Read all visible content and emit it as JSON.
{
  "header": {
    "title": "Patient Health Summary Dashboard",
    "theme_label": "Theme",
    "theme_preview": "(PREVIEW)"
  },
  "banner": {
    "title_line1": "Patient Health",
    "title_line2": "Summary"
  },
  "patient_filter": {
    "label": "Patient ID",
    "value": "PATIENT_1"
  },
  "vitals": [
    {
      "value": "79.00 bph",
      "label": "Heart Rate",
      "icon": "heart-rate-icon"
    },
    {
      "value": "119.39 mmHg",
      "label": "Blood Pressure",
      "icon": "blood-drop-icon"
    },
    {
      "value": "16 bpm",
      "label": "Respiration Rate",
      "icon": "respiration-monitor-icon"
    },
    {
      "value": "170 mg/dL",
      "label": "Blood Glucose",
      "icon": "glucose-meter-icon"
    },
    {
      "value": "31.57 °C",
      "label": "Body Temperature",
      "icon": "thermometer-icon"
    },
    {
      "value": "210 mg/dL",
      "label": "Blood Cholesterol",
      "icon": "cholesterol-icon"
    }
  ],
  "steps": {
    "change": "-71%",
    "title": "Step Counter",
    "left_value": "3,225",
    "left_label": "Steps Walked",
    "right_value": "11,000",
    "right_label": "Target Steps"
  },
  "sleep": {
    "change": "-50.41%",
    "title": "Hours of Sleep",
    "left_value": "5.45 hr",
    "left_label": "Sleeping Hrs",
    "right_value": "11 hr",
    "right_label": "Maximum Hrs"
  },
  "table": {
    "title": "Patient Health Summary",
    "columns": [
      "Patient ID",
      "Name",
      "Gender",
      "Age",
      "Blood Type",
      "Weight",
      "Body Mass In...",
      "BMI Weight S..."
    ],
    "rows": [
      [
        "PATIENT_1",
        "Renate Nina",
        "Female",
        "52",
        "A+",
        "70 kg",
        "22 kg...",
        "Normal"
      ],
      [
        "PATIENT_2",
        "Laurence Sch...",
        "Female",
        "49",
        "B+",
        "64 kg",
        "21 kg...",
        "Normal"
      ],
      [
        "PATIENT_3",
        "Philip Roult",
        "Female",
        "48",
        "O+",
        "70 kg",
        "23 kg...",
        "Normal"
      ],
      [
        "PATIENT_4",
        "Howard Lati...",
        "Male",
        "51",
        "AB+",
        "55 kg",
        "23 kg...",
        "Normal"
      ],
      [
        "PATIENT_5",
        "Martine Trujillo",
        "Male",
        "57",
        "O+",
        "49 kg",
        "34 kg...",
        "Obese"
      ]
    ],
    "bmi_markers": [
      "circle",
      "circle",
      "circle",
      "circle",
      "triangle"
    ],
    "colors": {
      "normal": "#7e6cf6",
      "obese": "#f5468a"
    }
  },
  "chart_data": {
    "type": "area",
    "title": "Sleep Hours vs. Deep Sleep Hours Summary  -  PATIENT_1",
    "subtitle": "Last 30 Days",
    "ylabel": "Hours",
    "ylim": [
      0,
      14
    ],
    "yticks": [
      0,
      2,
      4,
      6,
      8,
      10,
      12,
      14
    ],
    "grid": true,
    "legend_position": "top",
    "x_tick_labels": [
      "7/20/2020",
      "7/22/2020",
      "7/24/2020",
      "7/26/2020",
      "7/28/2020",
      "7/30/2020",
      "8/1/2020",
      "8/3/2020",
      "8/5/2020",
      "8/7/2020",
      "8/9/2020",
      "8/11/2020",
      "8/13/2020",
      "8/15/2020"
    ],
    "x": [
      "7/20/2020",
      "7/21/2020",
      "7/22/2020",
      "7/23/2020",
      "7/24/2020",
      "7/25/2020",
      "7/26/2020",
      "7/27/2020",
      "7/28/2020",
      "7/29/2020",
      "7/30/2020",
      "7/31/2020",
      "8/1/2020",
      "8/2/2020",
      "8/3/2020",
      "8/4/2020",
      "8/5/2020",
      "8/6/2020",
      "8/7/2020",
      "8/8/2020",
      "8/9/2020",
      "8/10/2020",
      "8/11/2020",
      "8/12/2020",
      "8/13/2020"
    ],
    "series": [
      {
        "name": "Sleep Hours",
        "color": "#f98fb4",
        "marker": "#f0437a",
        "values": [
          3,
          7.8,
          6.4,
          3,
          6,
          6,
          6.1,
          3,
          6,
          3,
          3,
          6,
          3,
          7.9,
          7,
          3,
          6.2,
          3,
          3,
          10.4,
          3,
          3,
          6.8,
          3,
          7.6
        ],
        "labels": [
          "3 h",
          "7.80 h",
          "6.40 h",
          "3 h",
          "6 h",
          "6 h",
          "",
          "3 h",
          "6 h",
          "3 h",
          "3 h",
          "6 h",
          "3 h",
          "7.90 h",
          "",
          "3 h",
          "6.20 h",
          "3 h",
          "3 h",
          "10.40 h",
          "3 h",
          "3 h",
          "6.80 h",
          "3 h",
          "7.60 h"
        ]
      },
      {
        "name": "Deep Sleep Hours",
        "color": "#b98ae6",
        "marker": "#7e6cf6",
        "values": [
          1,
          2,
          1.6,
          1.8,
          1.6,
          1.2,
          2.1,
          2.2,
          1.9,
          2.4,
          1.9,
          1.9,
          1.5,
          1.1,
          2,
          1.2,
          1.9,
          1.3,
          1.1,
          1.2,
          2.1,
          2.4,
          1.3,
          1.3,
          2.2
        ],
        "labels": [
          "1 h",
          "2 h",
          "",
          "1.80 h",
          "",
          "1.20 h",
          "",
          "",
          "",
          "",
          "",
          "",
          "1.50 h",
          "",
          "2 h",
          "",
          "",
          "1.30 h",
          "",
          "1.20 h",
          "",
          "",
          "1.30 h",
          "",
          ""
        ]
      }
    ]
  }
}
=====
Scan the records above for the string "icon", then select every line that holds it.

      "icon": "heart-rate-icon"
      "icon": "blood-drop-icon"
      "icon": "respiration-monitor-icon"
      "icon": "glucose-meter-icon"
      "icon": "thermometer-icon"
      "icon": "cholesterol-icon"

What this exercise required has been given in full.